Vatican Orders Investigation into Bishop Oscar Cantu
Catholic officials in Rome have ordered an investigation into a San Jose bishop over his handling of cases of clergy sexual abuse. We are glad that an internal investigation is underway and we hope any evidence of wrongdoing will be turned over to law enforcement so that an independent probe can take place as well.
This investigation reportedly concerns Bishop Cantu’s actions while he oversaw the Diocese of Las Cruces, New Mexico. While no specifics regarding the impetus for the investigation have been released, we believe that the inquiry is most likely related to hiding information about clergy abusers from the public and allowing men who had been accused of abuse – such as Fr. Roderick Nichols – to continue working despite allegations.
"We suspect that Las Cruces underreported the extent of clergy abuse in their diocese on Bishop Cantu's watch,” said Dan McNevin, SNAP Treasurer. “Keeping people in the dark is part of the playbook bishops use worldwide, and, if true, we have no doubt Bishop Cantu is continuing this behavior in San Jose as well. The losers here are victims and children."
The list of “credibly accused” clergy released by Bishop Cantu in Las Cruces grew by 14 in the year after he left when Las Cruces church officials added the names of 13 religious order priests and one lay teacher that had previously been excluded. Attempts at sanitizing and hair-splitting like this only serves to keep parents and parish communities in the dark and helps ensure that dangerous abusers stay hidden and can potentially hurt others.
“Any leader who splits hairs like this is a danger to children,” said McNevin. “Protecting the reputation of the Church over the safety and wellbeing of children and the vulnerable is something that must be punished harshly, especially in the wake of the McCarrick Report. Too many men have lied in the past to protect their brother clergyman and the assets of the Catholic Church, and that has been to the detriment of children nationwide.”
(SNAP, the Survivors Network, has been providing support for victims of sexual abuse in institutional settings for 30 years.
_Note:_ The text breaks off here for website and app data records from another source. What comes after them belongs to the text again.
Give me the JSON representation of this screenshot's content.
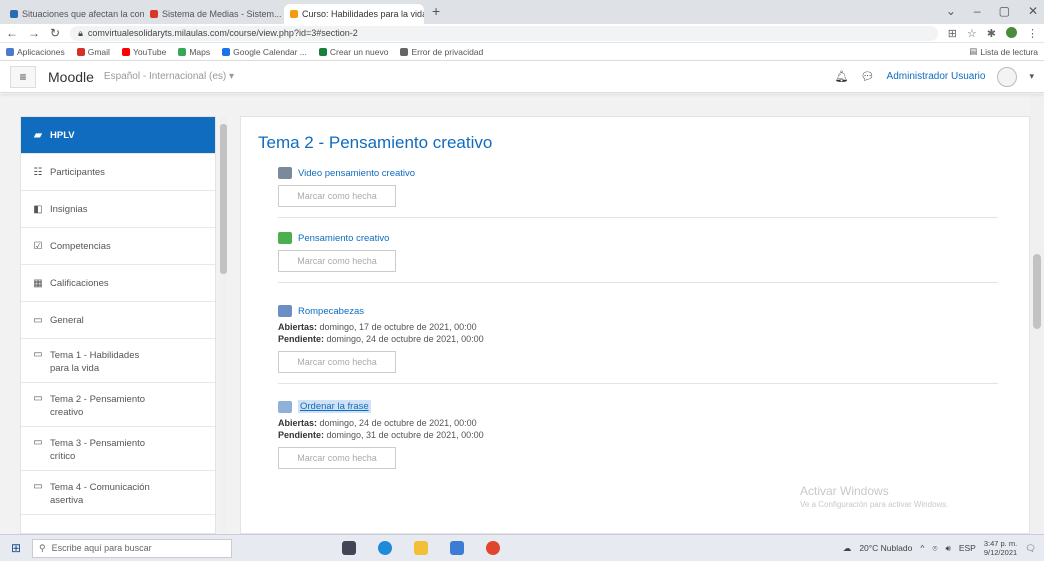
{
  "browser": {
    "tabs": [
      {
        "title": "Situaciones que afectan la convi...",
        "active": false,
        "color": "#2b6cb0"
      },
      {
        "title": "Sistema de Medias - Sistem...",
        "active": false,
        "color": "#d9362b"
      },
      {
        "title": "Curso: Habilidades para la vida",
        "active": true,
        "color": "#f39c12"
      }
    ],
    "new_tab": "+",
    "window_controls": [
      "⌄",
      "–",
      "▢",
      "✕"
    ],
    "url": "comvirtualesolidaryts.milaulas.com/course/view.php?id=3#section-2",
    "bookmarks": [
      {
        "label": "Aplicaciones",
        "color": "#4a7bd0"
      },
      {
        "label": "Gmail",
        "color": "#d93025"
      },
      {
        "label": "YouTube",
        "color": "#ff0000"
      },
      {
        "label": "Maps",
        "color": "#34a853"
      },
      {
        "label": "Google Calendar ...",
        "color": "#1a73e8"
      },
      {
        "label": "Crear un nuevo",
        "color": "#188038"
      },
      {
        "label": "Error de privacidad",
        "color": "#666666"
      }
    ],
    "reading_list": "Lista de lectura"
  },
  "moodle": {
    "brand": "Moodle",
    "language": "Español - Internacional (es) ▾",
    "user": "Administrador Usuario",
    "accent": "#0f6cbf"
  },
  "drawer": {
    "items": [
      {
        "label": "HPLV",
        "icon": "▰"
      },
      {
        "label": "Participantes",
        "icon": "☷"
      },
      {
        "label": "Insignias",
        "icon": "◧"
      },
      {
        "label": "Competencias",
        "icon": "☑"
      },
      {
        "label": "Calificaciones",
        "icon": "▦"
      },
      {
        "label": "General",
        "icon": "▭"
      },
      {
        "label": "Tema 1 - Habilidades para la vida",
        "icon": "▭"
      },
      {
        "label": "Tema 2 - Pensamiento creativo",
        "icon": "▭"
      },
      {
        "label": "Tema 3 - Pensamiento crítico",
        "icon": "▭"
      },
      {
        "label": "Tema 4 - Comunicación asertiva",
        "icon": "▭"
      }
    ]
  },
  "section": {
    "title": "Tema 2 - Pensamiento creativo",
    "mark_label": "Marcar como hecha",
    "activities": [
      {
        "name": "Video pensamiento creativo",
        "icon_color": "#7a8a9a",
        "opened": "",
        "due": ""
      },
      {
        "name": "Pensamiento creativo",
        "icon_color": "#4caf50",
        "opened": "",
        "due": ""
      },
      {
        "name": "Rompecabezas",
        "icon_color": "#6b8fc4",
        "opened": "domingo, 17 de octubre de 2021, 00:00",
        "due": "domingo, 24 de octubre de 2021, 00:00"
      },
      {
        "name": "Ordenar la frase",
        "icon_color": "#8fb0d8",
        "opened": "domingo, 24 de octubre de 2021, 00:00",
        "due": "domingo, 31 de octubre de 2021, 00:00"
      }
    ],
    "opened_label": "Abiertas:",
    "due_label": "Pendiente:"
  },
  "watermark": {
    "title": "Activar Windows",
    "subtitle": "Ve a Configuración para activar Windows."
  },
  "taskbar": {
    "search_placeholder": "Escribe aquí para buscar",
    "weather": "20°C Nublado",
    "lang": "ESP",
    "time": "3:47 p. m.",
    "date": "9/12/2021"
  }
}
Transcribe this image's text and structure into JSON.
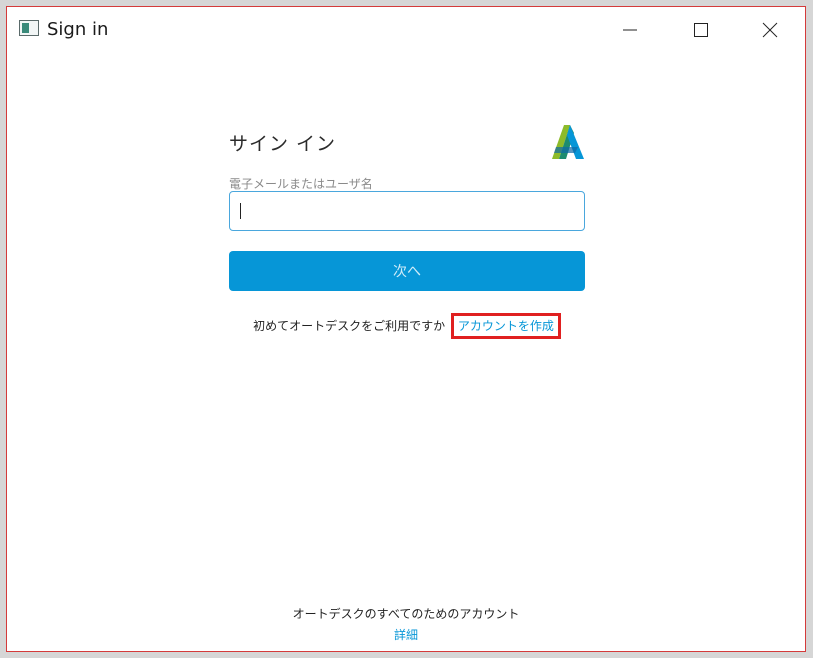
{
  "window": {
    "title": "Sign in"
  },
  "form": {
    "heading": "サイン イン",
    "field_label": "電子メールまたはユーザ名",
    "input_value": "",
    "next_label": "次へ",
    "signup_prompt": "初めてオートデスクをご利用ですか",
    "signup_link": "アカウントを作成"
  },
  "footer": {
    "tagline": "オートデスクのすべてのためのアカウント",
    "details_link": "詳細"
  },
  "colors": {
    "accent": "#0696d7",
    "highlight_box": "#e02020",
    "logo": [
      "#8dbb2a",
      "#1d8c6f",
      "#0696d7"
    ]
  },
  "icons": [
    "app-window-icon",
    "minimize-icon",
    "maximize-icon",
    "close-icon",
    "autodesk-logo-icon"
  ]
}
We have more than 25,000 survivors and supporters in our network. Our website is SNAPnetwork.org)